This course will break down the distinction between truancy and school refusal and will examine a number of psychological disorders that may be causing – or comorbid with – school refusal, including separation anxiety, generalized anxiety, social phobia, panic attacks, major depression, dysthymia, ADHD, and oppositional defiant disorder. Completing the course will assist you in performing a functional analysis of school refusal to determine the motivation and particular reinforcement systems that support the behavior. Specific intervention strategies will be reviewed, with a focus on tailoring and adapting standard approaches to specific situations. Participants will be given the opportunity to review several case studies and develop a sample intervention plan for cases of school refusal. Course #40-29 | 2011 | 48 pages | 30 posttest questions
Cost: $56 (save 10% with blog coupon in upper right corner)
Identify the unique behavioral and clinical features of children who refuse to attend school
Name the four types of school refusers
Identify the functional purposes served by school refusal

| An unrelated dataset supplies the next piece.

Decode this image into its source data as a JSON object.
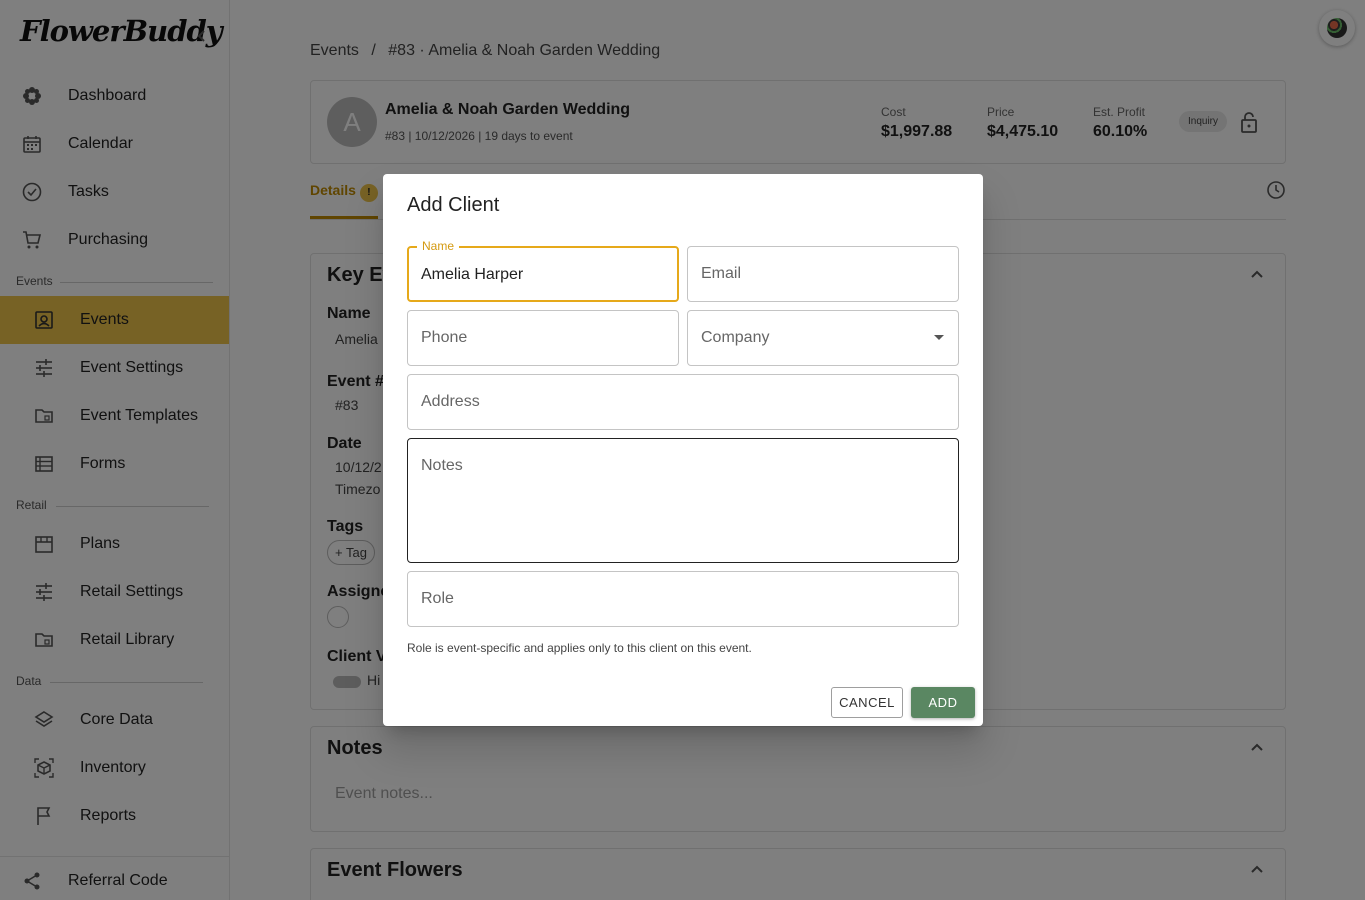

List comorbid disorders that frequently underlie school refusal
Describe individual, family, and pharmacological treatment approaches to school refusal
Develop individualized treatment plans for the various types of school refusal
About the Author:
George B. Haarman, PsyD, LMFT, is a Licensed Clinical Psychologist and a Licensed Marriage and Family Therapist currently in private practice. He received his doctorate in clinical psychology from Spalding University and is a member of the American Psychological Association. Dr. Haarman has been an instructor at Jefferson Community College, Bellarmine University, and Spalding University. He has presented seminars regionally and nationally on psychopathology, depression, and emotional disorders in children and adolescents. Dr. Haarman serves as a consultant to several school systems regarding the assessment of children. His prior experience includes working with youth detention centers, juvenile group homes, child protective services, and juvenile probation.
AOTA: American Occupational Therapy Association (#3159) APA: American Psychological Association ASWB: Association of Social Work Boards (#1046) CDR: Commission on Dietetic Registration (#PR001) NBCC: National Board for Certified Counselors (#5590) NAADAC: National Association of Alcohol & Drug Abuse Counselors (#00279) California: Board of Behavioral Sciences (#PCE1625) Florida: Boards of SW, MFT & MHC (#BAP346); Psychology & School Psychology (#50-1635); Dietetics & Nutrition (#50-1635); Occupational Therapy Practice (#34). PDResources is CE Broker compliant. Illinois: DPR for Social Work (#159-00531) Ohio: Counselor, Social Worker & MFT Board (#RCST100501) South Carolina: Board of Professional Counselors & MFTs (#193) Texas: Board of Examiners of Marriage & Family Therapists (#114) & State Board of Social Worker Examiners (#5678)